Simply put, the day was fab. Even though Eds feet hurt and the trains out of New York were not running because of game traffic at Madison Square Garden (yeah, Ed almost shed tears), by the end of the day Edsters were still going gaga for the amazing advice they received and the igniting of passion via New York City magazine-world.
|Left to Right: Sharon Clott; Cosmopolitan's Andrea Lavinthal; Lauren Sadowski; Allworth's Jessica Rozler; Heather Comak; Molly Murkett; and Jessica Girdwain.|
Ed got the real deal thanks to Cosmopolitan associate beauty editor Andrea Lavinthal and Allworth Publishing editorial assistant Jessica Rozler at the Landing Job in Publishing & Making a Book on the Side event. These two mastered two worlds of print: books and magazines.
Co-authors of The Hook-up Handbook: A Single Girls Guide to Living it Up, the ladies offered tips on the future of hook-ups and the subsequent death of relationships. Not only did Edsters learn how to manage dating faux pas, we also scored helpful (and inspirational) tips on publishing a book like what it takes to find an agent, pitch an idea and write a best-selling book. Then, Lavinthal and Rozler returned to the world of magazines, offering tips on how to angle a cover letter (keep it light and short, not too serious, remain professional) in order to get your hands on your dream internship.
They also shared personal anecdotes about achieving success after SU. Lavinthal transitioned from intern to editor at Cosmopolitan and Rozler found her job posted in The New York Times. As alumni of Newhouses magazine journalism program, this was their first return trip to SU. They reveled in memories of walking on Marshall Street, writing for the student publication The Student Voice, and going to Glavins classes. Their advice: No matter what, go after your dreams. JBP
click here for The Daily Orange review of the event.
A Chill-and-Spill night where members discussed magazines and life during winter break. Members chatted about figuring out strategies for summer internships and how to start figuring out early where you want to be and what kinds of tasks you want to be doing. Early to plan, better the chances!
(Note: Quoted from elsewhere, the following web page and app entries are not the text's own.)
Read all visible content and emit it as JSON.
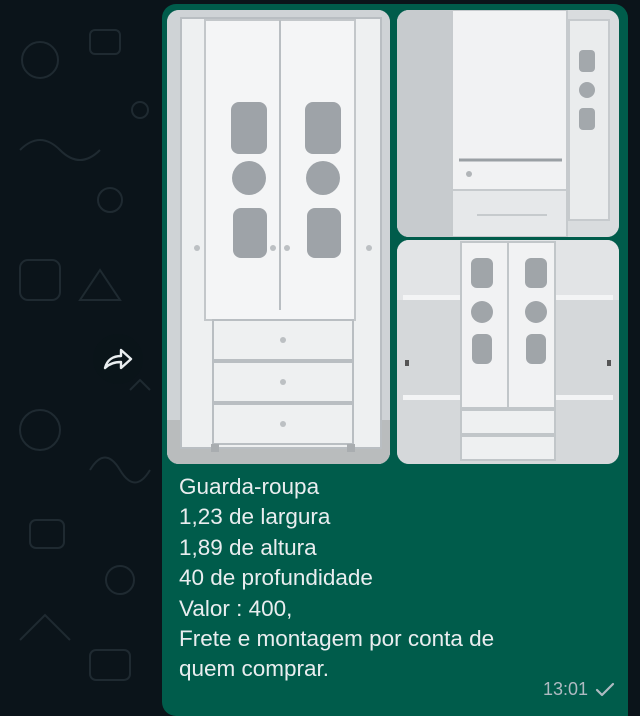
{
  "message": {
    "caption_lines": [
      "Guarda-roupa",
      "1,23 de largura",
      "1,89 de altura",
      "40 de profundidade",
      "Valor : 400,",
      "Frete e montagem por conta de",
      "quem comprar."
    ],
    "time": "13:01",
    "status_icon": "single-check-icon",
    "bubble_color": "#005c4b",
    "text_color": "#e9edef"
  },
  "photos": [
    {
      "name": "wardrobe-closed-photo"
    },
    {
      "name": "wardrobe-open-interior-photo"
    },
    {
      "name": "wardrobe-with-side-shelves-photo"
    }
  ],
  "forward_icon": "forward-icon",
  "chat_background": "#0b141a"
}
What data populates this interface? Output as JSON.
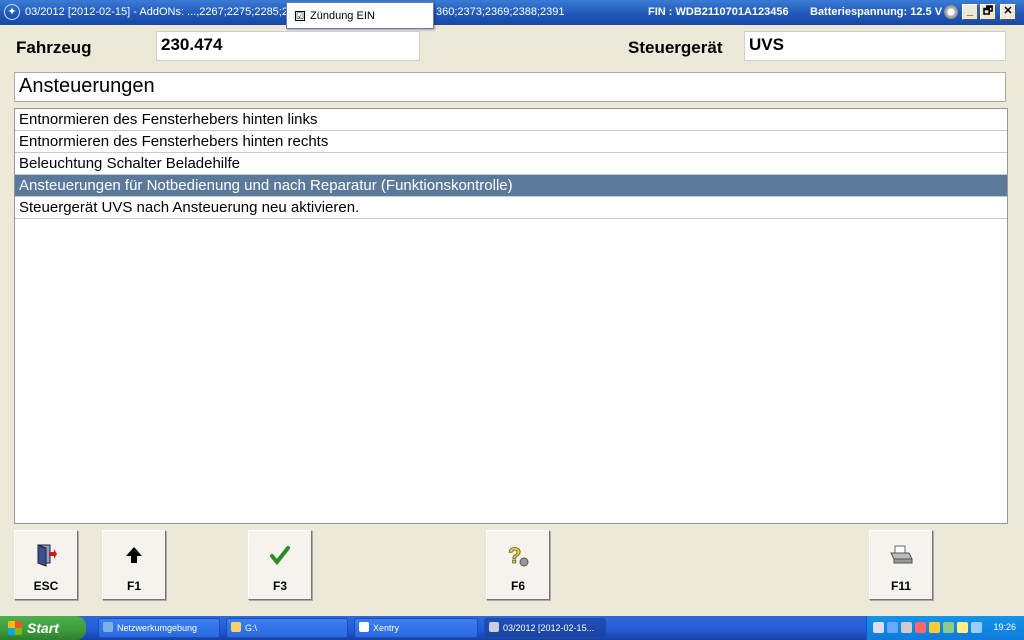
{
  "window": {
    "title": "03/2012 [2012-02-15] - AddONs: ...,2267;2275;2285;2",
    "title_cont": "360;2373;2369;2388;2391",
    "fin": "FIN : WDB2110701A123456",
    "battery": "Batteriespannung: 12.5 V",
    "popup_label": "Zündung EIN",
    "popup_checked": "☑",
    "buttons": {
      "minimize": "_",
      "restore": "🗗",
      "close": "✕"
    }
  },
  "info": {
    "vehicle_label": "Fahrzeug",
    "vehicle_value": "230.474",
    "ecu_label": "Steuergerät",
    "ecu_value": "UVS"
  },
  "section_title": "Ansteuerungen",
  "list": {
    "selected_index": 3,
    "items": [
      "Entnormieren des Fensterhebers hinten links",
      "Entnormieren des Fensterhebers hinten rechts",
      "Beleuchtung Schalter Beladehilfe",
      "Ansteuerungen für Notbedienung und nach Reparatur (Funktionskontrolle)",
      "Steuergerät UVS nach Ansteuerung neu aktivieren."
    ]
  },
  "function_keys": [
    {
      "key": "ESC",
      "icon": "exit-door-icon"
    },
    {
      "key": "F1",
      "icon": "arrow-up-icon"
    },
    {
      "key": "F3",
      "icon": "check-mark-icon"
    },
    {
      "key": "F6",
      "icon": "help-question-icon"
    },
    {
      "key": "F11",
      "icon": "printer-icon"
    }
  ],
  "taskbar": {
    "start_label": "Start",
    "tasks": [
      {
        "label": "Netzwerkumgebung",
        "icon": "network-icon"
      },
      {
        "label": "G:\\",
        "icon": "folder-icon"
      },
      {
        "label": "Xentry",
        "icon": "xentry-icon"
      },
      {
        "label": "03/2012 [2012-02-15...",
        "icon": "mercedes-icon"
      }
    ],
    "clock": "19:26"
  },
  "colors": {
    "selection": "#5B799A",
    "titlebar": "#1E56B8",
    "start_green": "#3C9B3C"
  }
}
Kristin Kane, a Newhouse Career Development Center staff member, magazine freelance writer, and former editor at Self, gave a detailed Ed-tailored workshop for members. She reviewed and edited member resumes. In addition, she focused on the importance of a strong resume (different for each publication) and the strength of the cover letter (if youre going for a writing/editing job then the cover letter needs to be PERFECT, she said). Some tips: spell-check doesnt cut it; have other people read over your materials; ask questions; do your research. For more information, the Newhouse Career Development Center is open Monday Friday. Check out the hours and career tips at http://newhouse.syr.edu/current/career/about.cfm.
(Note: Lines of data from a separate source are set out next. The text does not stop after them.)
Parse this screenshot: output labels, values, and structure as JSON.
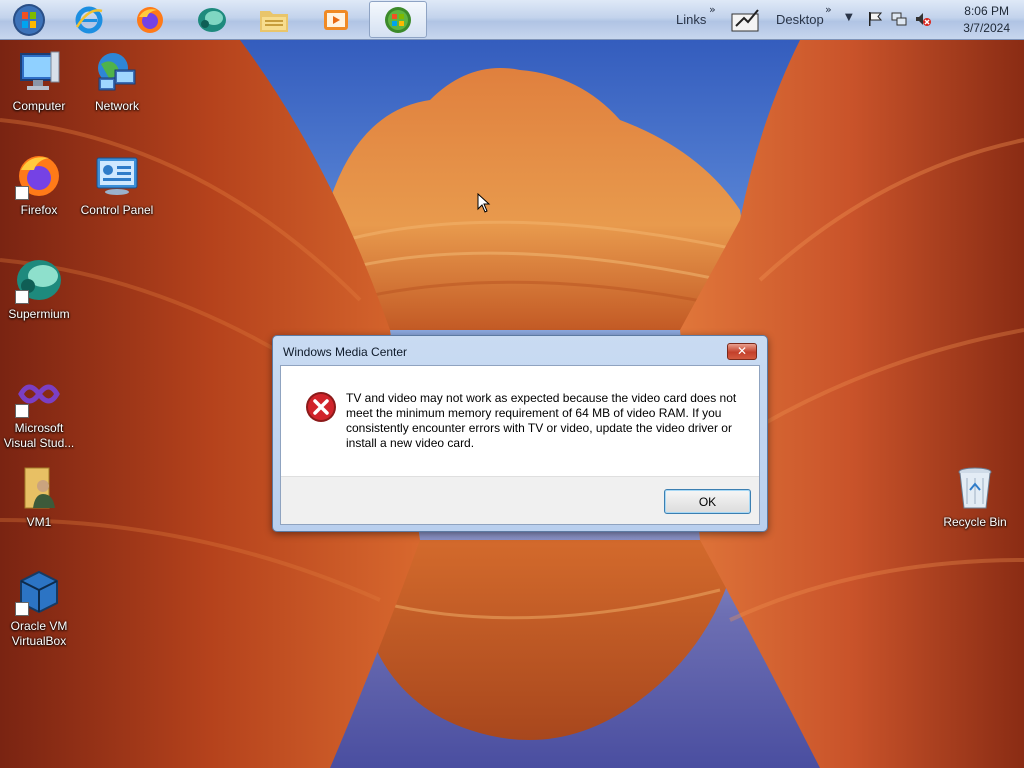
{
  "taskbar": {
    "start": {
      "icon": "windows-orb-icon"
    },
    "pinned": [
      {
        "name": "internet-explorer-icon"
      },
      {
        "name": "firefox-icon"
      },
      {
        "name": "supermium-icon"
      },
      {
        "name": "file-explorer-icon"
      },
      {
        "name": "media-player-icon"
      },
      {
        "name": "windows-media-center-icon"
      }
    ],
    "links_label": "Links",
    "desktop_label": "Desktop",
    "time": "8:06 PM",
    "date": "3/7/2024",
    "tray_icons": [
      "flag-icon",
      "network-icon",
      "volume-muted-icon"
    ]
  },
  "desktop_icons": {
    "computer": "Computer",
    "network": "Network",
    "firefox": "Firefox",
    "control_panel": "Control Panel",
    "supermium": "Supermium",
    "vs_line1": "Microsoft",
    "vs_line2": "Visual Stud...",
    "vm1": "VM1",
    "vbox_line1": "Oracle VM",
    "vbox_line2": "VirtualBox",
    "recycle_bin": "Recycle Bin"
  },
  "dialog": {
    "title": "Windows Media Center",
    "close_label": "✕",
    "icon": "error-icon",
    "message": "TV and video may not work as expected because the video card does not meet the minimum memory requirement of 64 MB of video RAM. If you consistently encounter errors with TV or video, update the video driver or install a new video card.",
    "ok_label": "OK"
  },
  "colors": {
    "taskbar_bg": "#c3d3ec",
    "dialog_frame": "#b9cfee",
    "error_red": "#d1242b",
    "rock_orange": "#d9602a"
  }
}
In 2005, Joyce Rutter Kaye made Newhouse history. The Print magazine editor-in-chief became the first Newhouse alumnus to win the ASME Award for General Excellence (the TOP award) for her design and graphic arts magazine Print. She visited her alma mater for a school-sponsored lecture. For special insider access to aspiring magazine editors, Kaye sat down with Edsters before her lecture to share the secrets behind her and her magazines success. Kaye spoke about her start in the industry (she worked at smaller magazines and then moved to larger ones), balancing a work and family (has two children), and how to get started (find your niche and work your way up). See why Print is excellent: www.printmag.com.